Keeping the outsiders at bay
THE GREAT WALL: CHINA AGAINST THE WORLD, 1000 BC-AD 2000 by Julia Lovell Atlantic, £19.99, pp. 412, ISBN 1843542129 ✆ £15.99 (plus £2.45 p&p) 0870 429 6655 Iwas chatting to some labourers on a building site in Shanghai last year when a man, better dressed than the others and wearing glasses, approached. What was I doing? he demanded. When I refused to give my name or address, he chased after me, shouting. The labourers ignored him. I was more concerned. I had met his type in China shortly after the Cultural Revolution. But this was 2005 and Shanghai was now transformed by China’s experiment with capitalism. Amongst the futuristic skyscrapers, I had not expected to find the political informer still alive and well and keeping an eye on the city’s migrant work force.
Julia Lovell’s book, The Great Wall, is a history not only of that legendary structure but also the mentality it represents. The pursuit of a foreign woman on a building site is part of a long tradition of constructing mental as well as physical walls by the Chinese state in order to repel foreign influences and to control the Chinese people within.

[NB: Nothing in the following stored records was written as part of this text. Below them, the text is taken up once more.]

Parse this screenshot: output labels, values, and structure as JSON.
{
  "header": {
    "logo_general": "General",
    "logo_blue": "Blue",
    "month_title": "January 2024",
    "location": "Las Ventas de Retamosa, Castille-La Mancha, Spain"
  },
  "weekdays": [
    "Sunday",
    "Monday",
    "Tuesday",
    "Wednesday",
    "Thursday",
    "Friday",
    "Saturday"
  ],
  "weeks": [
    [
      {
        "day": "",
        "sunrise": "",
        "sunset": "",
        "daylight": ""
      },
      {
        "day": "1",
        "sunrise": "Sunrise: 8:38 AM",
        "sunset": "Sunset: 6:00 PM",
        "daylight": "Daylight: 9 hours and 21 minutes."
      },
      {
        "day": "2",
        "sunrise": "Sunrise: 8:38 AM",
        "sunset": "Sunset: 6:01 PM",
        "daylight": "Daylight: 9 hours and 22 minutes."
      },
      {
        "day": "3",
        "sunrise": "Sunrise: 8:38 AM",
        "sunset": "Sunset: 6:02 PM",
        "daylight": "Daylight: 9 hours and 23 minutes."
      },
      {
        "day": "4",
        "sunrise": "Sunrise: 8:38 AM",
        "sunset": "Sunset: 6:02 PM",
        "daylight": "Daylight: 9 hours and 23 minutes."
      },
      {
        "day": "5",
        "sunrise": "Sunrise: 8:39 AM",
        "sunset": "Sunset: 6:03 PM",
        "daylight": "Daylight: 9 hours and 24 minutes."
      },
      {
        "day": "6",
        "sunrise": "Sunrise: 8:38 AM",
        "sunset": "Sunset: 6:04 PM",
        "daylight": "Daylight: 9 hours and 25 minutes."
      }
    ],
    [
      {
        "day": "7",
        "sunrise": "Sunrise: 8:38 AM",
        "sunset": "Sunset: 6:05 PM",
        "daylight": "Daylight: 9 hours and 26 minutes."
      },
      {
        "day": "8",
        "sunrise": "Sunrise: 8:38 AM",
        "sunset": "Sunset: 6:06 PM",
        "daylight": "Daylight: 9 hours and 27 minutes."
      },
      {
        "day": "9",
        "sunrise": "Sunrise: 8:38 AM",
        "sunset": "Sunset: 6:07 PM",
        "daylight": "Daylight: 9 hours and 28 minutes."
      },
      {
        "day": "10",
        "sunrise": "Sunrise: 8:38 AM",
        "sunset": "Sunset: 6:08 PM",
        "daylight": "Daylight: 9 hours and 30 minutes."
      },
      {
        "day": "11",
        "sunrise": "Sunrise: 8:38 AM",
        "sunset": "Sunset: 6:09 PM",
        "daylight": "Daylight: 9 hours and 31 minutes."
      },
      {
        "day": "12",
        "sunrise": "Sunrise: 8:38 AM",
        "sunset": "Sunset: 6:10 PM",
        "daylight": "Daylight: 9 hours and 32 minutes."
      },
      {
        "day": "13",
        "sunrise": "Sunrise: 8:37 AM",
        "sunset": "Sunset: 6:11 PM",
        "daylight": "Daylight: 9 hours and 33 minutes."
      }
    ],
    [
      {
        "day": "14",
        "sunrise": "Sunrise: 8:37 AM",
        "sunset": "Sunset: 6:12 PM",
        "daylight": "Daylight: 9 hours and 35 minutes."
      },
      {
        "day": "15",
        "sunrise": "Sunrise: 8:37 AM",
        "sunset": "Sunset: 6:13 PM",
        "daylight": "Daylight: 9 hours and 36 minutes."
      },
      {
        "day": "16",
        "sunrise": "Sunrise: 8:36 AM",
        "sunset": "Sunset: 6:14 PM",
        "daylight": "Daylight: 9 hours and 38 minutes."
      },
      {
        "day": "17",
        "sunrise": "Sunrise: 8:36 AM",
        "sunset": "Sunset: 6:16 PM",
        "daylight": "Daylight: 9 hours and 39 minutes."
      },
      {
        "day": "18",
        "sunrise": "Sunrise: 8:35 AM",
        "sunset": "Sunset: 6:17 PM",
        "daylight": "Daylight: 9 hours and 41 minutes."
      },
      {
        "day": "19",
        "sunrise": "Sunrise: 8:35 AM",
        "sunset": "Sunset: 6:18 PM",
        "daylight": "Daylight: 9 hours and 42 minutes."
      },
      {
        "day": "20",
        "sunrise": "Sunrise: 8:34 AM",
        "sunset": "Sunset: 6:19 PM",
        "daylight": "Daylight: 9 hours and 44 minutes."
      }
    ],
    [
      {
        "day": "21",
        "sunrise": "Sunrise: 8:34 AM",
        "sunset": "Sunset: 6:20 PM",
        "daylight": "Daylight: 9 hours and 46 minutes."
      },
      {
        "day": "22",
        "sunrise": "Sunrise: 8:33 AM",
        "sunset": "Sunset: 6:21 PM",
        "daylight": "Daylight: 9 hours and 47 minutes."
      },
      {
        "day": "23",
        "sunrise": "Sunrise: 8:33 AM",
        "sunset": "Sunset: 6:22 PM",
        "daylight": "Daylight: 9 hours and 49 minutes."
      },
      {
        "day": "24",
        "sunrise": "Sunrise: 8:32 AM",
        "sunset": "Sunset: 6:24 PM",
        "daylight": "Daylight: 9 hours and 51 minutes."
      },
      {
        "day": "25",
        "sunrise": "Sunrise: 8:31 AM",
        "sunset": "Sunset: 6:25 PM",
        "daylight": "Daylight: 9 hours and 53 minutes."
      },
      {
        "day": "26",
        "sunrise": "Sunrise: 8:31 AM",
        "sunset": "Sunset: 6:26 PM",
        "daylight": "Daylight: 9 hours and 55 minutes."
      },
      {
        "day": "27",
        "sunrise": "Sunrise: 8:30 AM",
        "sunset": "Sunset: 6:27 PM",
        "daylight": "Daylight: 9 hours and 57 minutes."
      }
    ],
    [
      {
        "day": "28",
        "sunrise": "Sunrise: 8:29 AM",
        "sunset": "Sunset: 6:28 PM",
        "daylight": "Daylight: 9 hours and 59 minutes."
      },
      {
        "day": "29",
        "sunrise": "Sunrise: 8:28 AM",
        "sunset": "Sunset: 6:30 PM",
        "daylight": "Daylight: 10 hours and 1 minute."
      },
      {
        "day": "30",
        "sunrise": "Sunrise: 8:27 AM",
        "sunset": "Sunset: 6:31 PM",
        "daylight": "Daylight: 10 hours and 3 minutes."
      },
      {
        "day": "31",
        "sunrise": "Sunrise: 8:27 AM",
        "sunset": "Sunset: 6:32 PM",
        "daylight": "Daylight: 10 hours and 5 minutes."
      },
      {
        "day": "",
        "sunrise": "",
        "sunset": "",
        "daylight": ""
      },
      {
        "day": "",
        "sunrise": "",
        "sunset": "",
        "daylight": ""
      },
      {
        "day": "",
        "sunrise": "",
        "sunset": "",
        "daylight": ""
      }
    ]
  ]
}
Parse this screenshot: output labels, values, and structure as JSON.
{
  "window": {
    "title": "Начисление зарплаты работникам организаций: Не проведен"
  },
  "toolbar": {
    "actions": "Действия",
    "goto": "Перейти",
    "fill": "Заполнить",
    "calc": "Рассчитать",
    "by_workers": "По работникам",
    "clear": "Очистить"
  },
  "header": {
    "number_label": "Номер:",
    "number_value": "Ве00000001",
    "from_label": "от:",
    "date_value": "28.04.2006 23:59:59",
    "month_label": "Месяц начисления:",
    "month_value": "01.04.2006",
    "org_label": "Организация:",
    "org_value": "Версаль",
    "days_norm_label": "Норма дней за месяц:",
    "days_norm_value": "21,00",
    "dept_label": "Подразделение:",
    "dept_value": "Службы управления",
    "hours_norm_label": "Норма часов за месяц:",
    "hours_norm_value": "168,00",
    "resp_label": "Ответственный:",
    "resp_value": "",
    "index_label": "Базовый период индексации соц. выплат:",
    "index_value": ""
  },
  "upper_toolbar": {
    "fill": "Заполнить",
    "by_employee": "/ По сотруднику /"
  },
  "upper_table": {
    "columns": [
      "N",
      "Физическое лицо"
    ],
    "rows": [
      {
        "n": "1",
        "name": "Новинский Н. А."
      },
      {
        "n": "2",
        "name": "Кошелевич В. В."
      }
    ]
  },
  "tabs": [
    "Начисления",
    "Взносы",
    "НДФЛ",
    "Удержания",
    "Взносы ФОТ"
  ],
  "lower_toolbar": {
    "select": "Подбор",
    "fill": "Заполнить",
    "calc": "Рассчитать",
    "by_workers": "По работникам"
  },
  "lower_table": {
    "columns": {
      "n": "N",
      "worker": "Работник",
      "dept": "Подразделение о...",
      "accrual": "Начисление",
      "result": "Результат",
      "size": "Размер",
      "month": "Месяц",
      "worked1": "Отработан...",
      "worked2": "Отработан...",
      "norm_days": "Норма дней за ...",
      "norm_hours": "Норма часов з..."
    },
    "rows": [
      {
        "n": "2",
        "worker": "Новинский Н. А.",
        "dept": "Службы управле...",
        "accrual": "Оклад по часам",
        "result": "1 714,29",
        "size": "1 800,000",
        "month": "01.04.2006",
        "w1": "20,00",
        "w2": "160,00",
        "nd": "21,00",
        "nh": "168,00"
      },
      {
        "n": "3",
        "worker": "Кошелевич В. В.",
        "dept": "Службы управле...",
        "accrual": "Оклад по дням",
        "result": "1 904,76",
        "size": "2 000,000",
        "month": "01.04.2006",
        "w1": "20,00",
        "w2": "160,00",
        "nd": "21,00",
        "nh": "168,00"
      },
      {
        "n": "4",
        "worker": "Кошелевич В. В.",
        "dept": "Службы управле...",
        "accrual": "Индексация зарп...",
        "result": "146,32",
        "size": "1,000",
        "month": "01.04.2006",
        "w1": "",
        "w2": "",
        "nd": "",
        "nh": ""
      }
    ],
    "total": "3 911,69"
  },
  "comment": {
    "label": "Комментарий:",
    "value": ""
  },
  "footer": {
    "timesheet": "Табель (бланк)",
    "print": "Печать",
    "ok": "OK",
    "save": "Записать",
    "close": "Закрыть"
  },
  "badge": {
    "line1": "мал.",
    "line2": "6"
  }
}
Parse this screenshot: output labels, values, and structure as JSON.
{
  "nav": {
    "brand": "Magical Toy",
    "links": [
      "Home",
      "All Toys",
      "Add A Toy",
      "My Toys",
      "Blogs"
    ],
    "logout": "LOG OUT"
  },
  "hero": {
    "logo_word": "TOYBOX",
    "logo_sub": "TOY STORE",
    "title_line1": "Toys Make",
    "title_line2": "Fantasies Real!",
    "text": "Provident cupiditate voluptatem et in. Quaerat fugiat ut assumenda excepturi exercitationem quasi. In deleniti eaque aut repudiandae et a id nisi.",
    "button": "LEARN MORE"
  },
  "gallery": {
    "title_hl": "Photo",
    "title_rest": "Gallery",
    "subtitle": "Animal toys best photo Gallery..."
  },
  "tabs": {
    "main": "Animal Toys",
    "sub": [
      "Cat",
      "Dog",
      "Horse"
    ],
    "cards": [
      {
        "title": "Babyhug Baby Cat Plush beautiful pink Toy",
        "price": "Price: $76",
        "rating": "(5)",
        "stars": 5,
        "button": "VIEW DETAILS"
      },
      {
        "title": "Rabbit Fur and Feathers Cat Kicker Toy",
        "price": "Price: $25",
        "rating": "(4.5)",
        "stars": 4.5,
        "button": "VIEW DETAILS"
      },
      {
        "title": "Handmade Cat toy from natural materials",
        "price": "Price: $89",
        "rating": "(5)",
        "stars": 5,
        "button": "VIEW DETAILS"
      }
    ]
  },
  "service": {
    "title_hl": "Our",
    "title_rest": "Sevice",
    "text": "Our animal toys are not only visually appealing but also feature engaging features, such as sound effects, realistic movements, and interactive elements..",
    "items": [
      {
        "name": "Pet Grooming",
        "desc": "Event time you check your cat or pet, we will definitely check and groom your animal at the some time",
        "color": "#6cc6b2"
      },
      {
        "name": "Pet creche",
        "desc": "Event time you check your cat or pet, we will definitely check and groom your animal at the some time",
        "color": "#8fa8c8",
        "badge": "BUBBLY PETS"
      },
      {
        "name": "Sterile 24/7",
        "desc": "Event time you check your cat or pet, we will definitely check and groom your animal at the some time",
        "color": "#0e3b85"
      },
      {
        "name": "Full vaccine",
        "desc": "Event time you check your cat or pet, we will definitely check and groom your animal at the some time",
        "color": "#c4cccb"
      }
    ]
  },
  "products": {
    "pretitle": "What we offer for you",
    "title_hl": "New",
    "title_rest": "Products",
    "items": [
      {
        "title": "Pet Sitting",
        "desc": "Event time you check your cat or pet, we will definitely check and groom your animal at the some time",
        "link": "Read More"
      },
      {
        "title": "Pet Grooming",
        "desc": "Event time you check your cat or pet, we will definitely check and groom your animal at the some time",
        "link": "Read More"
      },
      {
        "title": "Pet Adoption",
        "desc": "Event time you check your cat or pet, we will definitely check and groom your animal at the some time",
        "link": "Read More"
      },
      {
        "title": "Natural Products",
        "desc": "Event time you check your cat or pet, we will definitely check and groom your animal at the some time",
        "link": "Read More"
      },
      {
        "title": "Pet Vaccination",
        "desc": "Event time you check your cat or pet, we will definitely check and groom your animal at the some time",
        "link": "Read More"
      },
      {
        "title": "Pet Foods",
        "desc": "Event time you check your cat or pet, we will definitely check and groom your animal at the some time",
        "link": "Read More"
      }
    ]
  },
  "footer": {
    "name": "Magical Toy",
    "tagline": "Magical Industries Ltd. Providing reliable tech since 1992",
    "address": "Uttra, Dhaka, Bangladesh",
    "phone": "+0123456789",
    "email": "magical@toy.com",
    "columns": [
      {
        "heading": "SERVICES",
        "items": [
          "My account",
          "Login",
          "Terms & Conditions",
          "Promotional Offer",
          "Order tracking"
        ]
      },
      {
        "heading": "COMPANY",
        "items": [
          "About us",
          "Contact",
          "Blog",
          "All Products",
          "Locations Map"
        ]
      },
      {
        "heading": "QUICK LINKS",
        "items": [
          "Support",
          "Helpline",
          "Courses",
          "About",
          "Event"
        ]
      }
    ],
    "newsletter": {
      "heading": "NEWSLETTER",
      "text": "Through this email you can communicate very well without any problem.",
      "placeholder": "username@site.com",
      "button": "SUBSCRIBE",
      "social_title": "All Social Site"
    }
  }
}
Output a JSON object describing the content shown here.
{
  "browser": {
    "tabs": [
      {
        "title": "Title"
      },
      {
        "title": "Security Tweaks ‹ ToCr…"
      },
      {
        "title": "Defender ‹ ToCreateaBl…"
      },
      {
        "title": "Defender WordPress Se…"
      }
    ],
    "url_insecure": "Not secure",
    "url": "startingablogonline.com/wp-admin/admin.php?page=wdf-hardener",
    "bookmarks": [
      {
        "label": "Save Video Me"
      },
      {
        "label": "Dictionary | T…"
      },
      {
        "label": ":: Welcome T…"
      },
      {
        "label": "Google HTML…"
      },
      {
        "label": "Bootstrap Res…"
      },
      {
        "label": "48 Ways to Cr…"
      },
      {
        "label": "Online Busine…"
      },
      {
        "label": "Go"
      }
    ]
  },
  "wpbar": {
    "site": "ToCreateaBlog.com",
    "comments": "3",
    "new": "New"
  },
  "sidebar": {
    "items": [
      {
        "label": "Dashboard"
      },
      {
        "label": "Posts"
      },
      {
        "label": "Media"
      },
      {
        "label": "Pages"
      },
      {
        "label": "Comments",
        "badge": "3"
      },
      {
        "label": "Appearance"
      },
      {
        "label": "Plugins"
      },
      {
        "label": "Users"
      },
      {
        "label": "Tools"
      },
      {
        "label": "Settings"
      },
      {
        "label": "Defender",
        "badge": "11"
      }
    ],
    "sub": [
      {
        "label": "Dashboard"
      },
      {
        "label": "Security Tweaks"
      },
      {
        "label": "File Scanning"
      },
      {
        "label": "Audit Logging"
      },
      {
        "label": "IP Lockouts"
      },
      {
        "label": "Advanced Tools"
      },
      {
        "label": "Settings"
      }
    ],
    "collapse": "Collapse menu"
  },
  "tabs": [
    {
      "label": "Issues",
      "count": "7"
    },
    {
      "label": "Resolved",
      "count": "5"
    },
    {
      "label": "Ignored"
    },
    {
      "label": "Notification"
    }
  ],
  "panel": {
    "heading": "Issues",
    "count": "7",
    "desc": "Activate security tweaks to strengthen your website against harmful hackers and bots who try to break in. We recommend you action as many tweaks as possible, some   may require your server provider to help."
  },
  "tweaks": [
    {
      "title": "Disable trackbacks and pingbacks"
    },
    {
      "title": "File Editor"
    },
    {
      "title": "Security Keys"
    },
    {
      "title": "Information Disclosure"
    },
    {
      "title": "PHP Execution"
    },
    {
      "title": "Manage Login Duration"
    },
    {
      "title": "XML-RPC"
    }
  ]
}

China is set to become a superpower whose influence will affect us all. What kind of superpower will it be? How will it respond to the ‘barbarians’ who own the raw materials its economy needs? How will the opening up of China affect the ‘Great Wall’ mentality? This history is a good place to start. 2,200 years old and 4,300 miles long, the Great Wall of China appears a physical manifestation of confidence. Here a civilisation drew the line between itself and the barbarians at its borders. In fact nothing is quite what it seems. The wall itself was fragmentary, not even called the Great Wall and virtually forgotten by the Chinese until the 20th century when Mao Zedong recognised its propaganda value as a monument to national unity.
Lovell condenses 2,000 years of Chinese history in just over 300 pages. She is an entertaining writer (although her prose style could have down with better editing) with a strong sense of narrative and a good choice of anecdote. The marriage proposal dispatched from the Mongolian leader in 192 BC to the Chinese Empress Lu reads like an advert in a Lonely Hearts’ column. ‘I am a lonely widowed ruler,’ he laments. ‘Your majesty is also a widowed ruler living a life of solitude. Both of us are without pleasures and lack any way to amuse ourselves...’ The last days of the Tang dynasty are summed up by a party thrown by Yang Guifei, the favourite concubine of the Emperor Xuanzong, to celebrate the birthday of the Emperor’s most able general. An Lushan was fat, illiterate and would shortly go on to lead a rebellion that would see the end of the Tang dynasty and the death of Yang Guifei. But on that day the concubine dressed him entirely in baby clothes and, in a mock ceremony, adopted him as her son.
The building and upkeep of China’s long walls cost enormous amounts in revenue and lives. Again and again dynasties bankrupted themselves in their efforts to defeat the barbarian only to watch in consternation as he walked around the wall, came in through an open gate or arrived, as did the Westerner, from the sea. Ironically the Tang dynasty, founded in 618 and revered as a political and cultural golden age, achieved its success without long walls. In fact it was the most cosmopolitan period in China’s history. The capital, Chan’an, contained an estimated 25,000 foreigners, Canton perhaps as many as 120,000, some of whom attained high office. Foreign influence was not only welcome but fashionable. The aristocracy took to polo, the Emperor made a dancing girl from Tashkent his concubine, men wore leopard-skin hats and women Turkish caps.
Today the Great Wall may be a tourist attraction, but the Great Wall mentality is as strong as ever. The state sees the internet as the new threat with its ability, as the author remarks, ‘to bring down walls not just between China and the rest of the world but within China itself’. The government’s defence is even known as the ‘Great Firewall of China’. In 2003 the government closed half of the country’s 200,000 internet cafés and installed surveillance software in the rest. It will be a while yet before foreign dancing girls and Turkish caps are back in fashion.